Glasgow & IBM Trains
Use the split ticket journey planner below to book moneysaving IBM and Glasgow split train tickets exactly the same way you would ordinarily book your otherwise more expensive train tickets online.
You could save heaps of money if you split your IBM and Glasgow train ticket. Plus, you will still travel on the same train, at the same time and most probably in the same seat - just for a lot less money!
The only difference is that in place of just booking you the more expensive through train ticket between IBM and Glasgow our system will first determine if cheaper split ticket options exist, at the times you have selected, and then offer you the cheaper train tickets. Click Here to book your cheap and officail split train tickets on IBM and Glasgow trains.
Split Tickets - IBM and Glasgow Trains
Splitting your IBM to Glasgow train tickets is when, instead of just one more expensive through ticket to Glasgow from IBM, you purchase separate tickets for two or more sectors of the route you wish to travel without affecting your travel options in any way.
Use the split train ticket journey planner above to automatically do the hard work for you by searching the entire National Rail fares database for every possible permutation of travel to identify the best of any available split ticketing options for your train journey between Glasgow and IBM, and at the times that you select.
For example, if you wanted to travel from IBM to Glasgow, you would expect to buy a ticket direct from IBM to Glasgow.

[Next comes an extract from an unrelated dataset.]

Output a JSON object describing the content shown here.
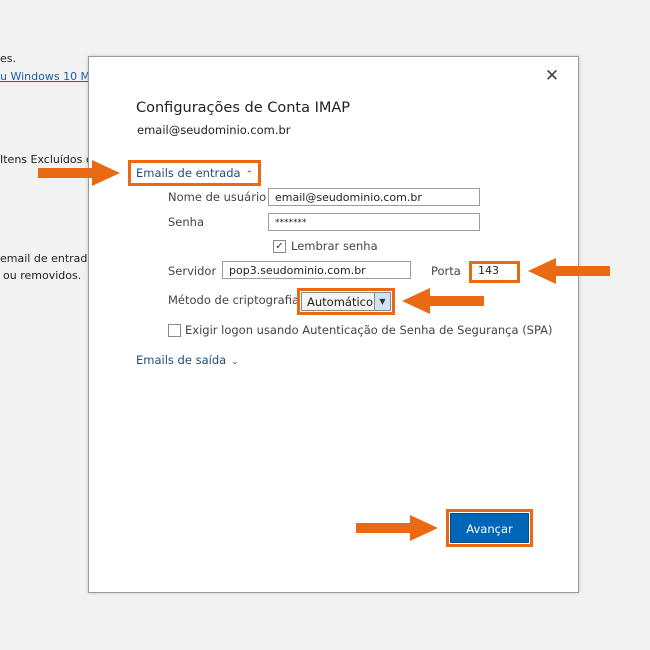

However, you may find it a lot cheaper to buy a ticket from IBM to Milford (Surrey), and another from Milford (Surrey) to Mount Florida and still another from Mount Florida to Glasgow for a much cheaper combined split train ticket price. This is especially true when not all sectors of your journey between Glasgow and IBM are during peak time.

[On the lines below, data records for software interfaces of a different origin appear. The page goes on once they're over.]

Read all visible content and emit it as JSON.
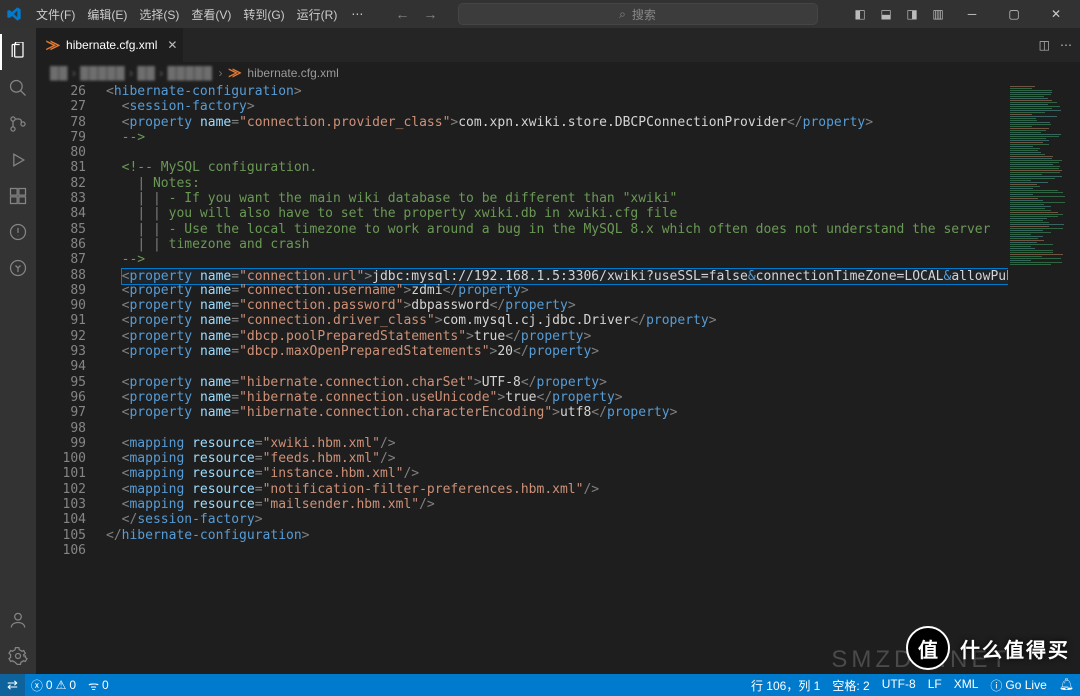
{
  "menu": [
    "文件(F)",
    "编辑(E)",
    "选择(S)",
    "查看(V)",
    "转到(G)",
    "运行(R)"
  ],
  "search_placeholder": "搜索",
  "tab": {
    "filename": "hibernate.cfg.xml"
  },
  "breadcrumb_tail": "hibernate.cfg.xml",
  "line_numbers": [
    26,
    27,
    78,
    79,
    80,
    81,
    82,
    83,
    84,
    85,
    86,
    87,
    88,
    89,
    90,
    91,
    92,
    93,
    94,
    95,
    96,
    97,
    98,
    99,
    100,
    101,
    102,
    103,
    104,
    105,
    106
  ],
  "code_lines": [
    {
      "indent": 0,
      "type": "open",
      "tag": "hibernate-configuration"
    },
    {
      "indent": 1,
      "type": "open",
      "tag": "session-factory"
    },
    {
      "indent": 1,
      "type": "prop",
      "attr": "connection.provider_class",
      "text": "com.xpn.xwiki.store.DBCPConnectionProvider"
    },
    {
      "indent": 1,
      "type": "comment",
      "text": "-->"
    },
    {
      "indent": 0,
      "type": "blank"
    },
    {
      "indent": 1,
      "type": "comment",
      "text": "<!-- MySQL configuration."
    },
    {
      "indent": 1,
      "type": "comment",
      "bar": 1,
      "text": "Notes:"
    },
    {
      "indent": 1,
      "type": "comment",
      "bar": 2,
      "text": "- If you want the main wiki database to be different than \"xwiki\""
    },
    {
      "indent": 1,
      "type": "comment",
      "bar": 2,
      "text": "you will also have to set the property xwiki.db in xwiki.cfg file"
    },
    {
      "indent": 1,
      "type": "comment",
      "bar": 2,
      "text": "- Use the local timezone to work around a bug in the MySQL 8.x which often does not understand the server"
    },
    {
      "indent": 1,
      "type": "comment",
      "bar": 2,
      "text": "timezone and crash"
    },
    {
      "indent": 1,
      "type": "comment",
      "text": "-->"
    },
    {
      "indent": 1,
      "type": "prop",
      "hl": true,
      "attr": "connection.url",
      "parts": [
        {
          "t": "tx",
          "v": "jdbc:mysql://192.168.1.5:3306/xwiki?useSSL=false"
        },
        {
          "t": "ent",
          "v": "&amp;"
        },
        {
          "t": "tx",
          "v": "connectionTimeZone=LOCAL"
        },
        {
          "t": "ent",
          "v": "&amp;"
        },
        {
          "t": "tx",
          "v": "allowPublicKeyRetrieval=true"
        }
      ]
    },
    {
      "indent": 1,
      "type": "prop",
      "attr": "connection.username",
      "text": "zdmi"
    },
    {
      "indent": 1,
      "type": "prop",
      "attr": "connection.password",
      "text": "dbpassword"
    },
    {
      "indent": 1,
      "type": "prop",
      "attr": "connection.driver_class",
      "text": "com.mysql.cj.jdbc.Driver"
    },
    {
      "indent": 1,
      "type": "prop",
      "attr": "dbcp.poolPreparedStatements",
      "text": "true"
    },
    {
      "indent": 1,
      "type": "prop",
      "attr": "dbcp.maxOpenPreparedStatements",
      "text": "20"
    },
    {
      "indent": 0,
      "type": "blank"
    },
    {
      "indent": 1,
      "type": "prop",
      "attr": "hibernate.connection.charSet",
      "text": "UTF-8"
    },
    {
      "indent": 1,
      "type": "prop",
      "attr": "hibernate.connection.useUnicode",
      "text": "true"
    },
    {
      "indent": 1,
      "type": "prop",
      "attr": "hibernate.connection.characterEncoding",
      "text": "utf8"
    },
    {
      "indent": 0,
      "type": "blank"
    },
    {
      "indent": 1,
      "type": "map",
      "res": "xwiki.hbm.xml"
    },
    {
      "indent": 1,
      "type": "map",
      "res": "feeds.hbm.xml"
    },
    {
      "indent": 1,
      "type": "map",
      "res": "instance.hbm.xml"
    },
    {
      "indent": 1,
      "type": "map",
      "res": "notification-filter-preferences.hbm.xml"
    },
    {
      "indent": 1,
      "type": "map",
      "res": "mailsender.hbm.xml"
    },
    {
      "indent": 1,
      "type": "close",
      "tag": "session-factory"
    },
    {
      "indent": 0,
      "type": "close",
      "tag": "hibernate-configuration"
    },
    {
      "indent": 0,
      "type": "blank"
    }
  ],
  "status": {
    "errors": "0",
    "warnings": "0",
    "ports": "0",
    "cursor": "行 106，列 1",
    "spaces": "空格: 2",
    "encoding": "UTF-8",
    "eol": "LF",
    "lang": "XML",
    "golive": "Go Live",
    "bell": ""
  },
  "watermark": {
    "badge": "值",
    "text": "什么值得买"
  }
}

So, by buying several tickets that in combination make up the whole of your Glasgow to IBM rail route, you could massively reduce your travel cost.
Glasgow Railway Stations

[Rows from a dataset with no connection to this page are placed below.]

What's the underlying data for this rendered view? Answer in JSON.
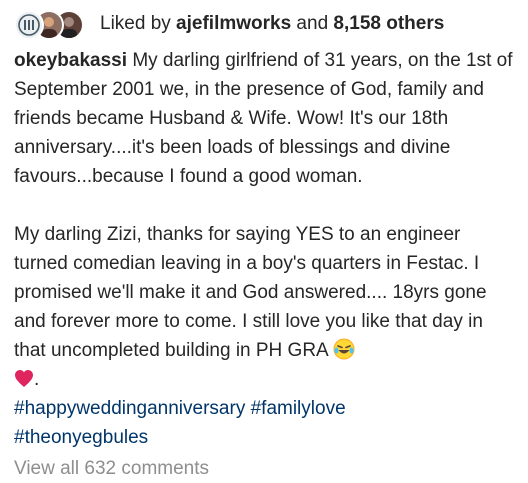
{
  "likes": {
    "liked_by_prefix": "Liked by ",
    "liked_by_user": "ajefilmworks",
    "joiner": " and ",
    "others_count": "8,158 others",
    "avatars": [
      "brand-logo-avatar",
      "user-avatar",
      "user-avatar"
    ]
  },
  "caption": {
    "username": "okeybakassi",
    "paragraph1": "My darling girlfriend of 31 years, on the 1st of September 2001 we, in the presence of God, family and friends became Husband & Wife. Wow! It's our 18th anniversary....it's been loads of blessings and divine favours...because I found a good woman.",
    "paragraph2": "My darling Zizi, thanks for saying YES to an engineer turned comedian leaving in a boy's quarters in Festac. I promised we'll make it and God answered.... 18yrs gone and forever more to come. I still love you like that day in that uncompleted building in PH GRA",
    "trailing_dot": ".",
    "hashtags": [
      "#happyweddinganniversary #familylove",
      "#theonyegbules"
    ],
    "emojis": [
      "laughing-face-emoji",
      "red-heart-emoji"
    ]
  },
  "comments": {
    "view_all": "View all 632 comments"
  },
  "colors": {
    "text": "#262626",
    "link": "#003569",
    "muted": "#8e8e8e",
    "heart": "#e0245e",
    "emoji_face": "#fdd835"
  }
}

Glasgow Central (Scottish Gaelic: Glaschu Mheadhain) is one of two principal mainline rail terminals in Glasgow, Scotland.
The station was opened by the Caledonian Railway on 1 August 1879 and is one of 20 managed by Network Rail. It is the northern terminus of the West Coast Main Line (397 miles (640 km) north of London Euston), and for inter-city services between Glasgow and England.
With just under 33 million passengers in 2017–18, Glasgow Central is the twelfth-busiest railway station in Britain and the busiest in Scotland. According to Network Rail, over 38 million people use it annually, 80% of whom are passengers. The station is protected as a category A listed building.
The high-level station's facilities were substantially redeveloped in the mid-1980s. The old ticket office / train information building was replaced in 1985 by an all-new Travel Centre adjacent to the Gordon Street entrance. By 1986 a large electro-mechanical destination board at the end of the platforms, with a smaller repeater board at the western side of the concourse, had replaced the former manually operated train-information boards. The old booking office / train information building was retained and redeveloped into shops, eateries and an upstairs bar/restaurant, and the station was re-floored in marble.
During this redevelopment the manned ticket barriers at Platforms 1 to 8 were removed and the yellow ticket automatic barriers were removed from Platforms 9 to 13 (now 15).
In 1998, a five-year renovation programme was initiated by Railtrack, which saw the trainshed completely re-roofed and internally refurbished by Bovis Lend Lease – which also included the restoration of Hielanman's Umbrella.
The 1980s vintage mechanical pixel-style destination boards were later replaced around 2005 with an array of LED-style destination boards. The final improvement, the upgrading of the upstairs restaurant area, was completed in 2005.
In Britain's 100 Best Railway Stations by Simon Jenkins, the station was one of only ten to be awarded five stars. In 2017, the station received a customer satisfaction score of 95.2%, the highest in the UK.
The other two mainline railways stations serving Glasgow are Glasgow Queen Street and to a lesser extent Glasgow Argyle Street station.
Split Glasgow Train Tickets Are Legal
Split ticketing on trains between IBM and Glasgow is allowed, is perfectly legal and can save you a lot of money. The National Conditions of Travel clearly state that you may use more than one ticket to complete your train journey between Glasgow and IBM provided that "the train you are in calls at each station where you change from one ticket to another". Unless you would ordinarilly need to change from one train to another on your route between Glasgow and IBM you also do not have to leave the train and get back on it in between the start and end of your journey.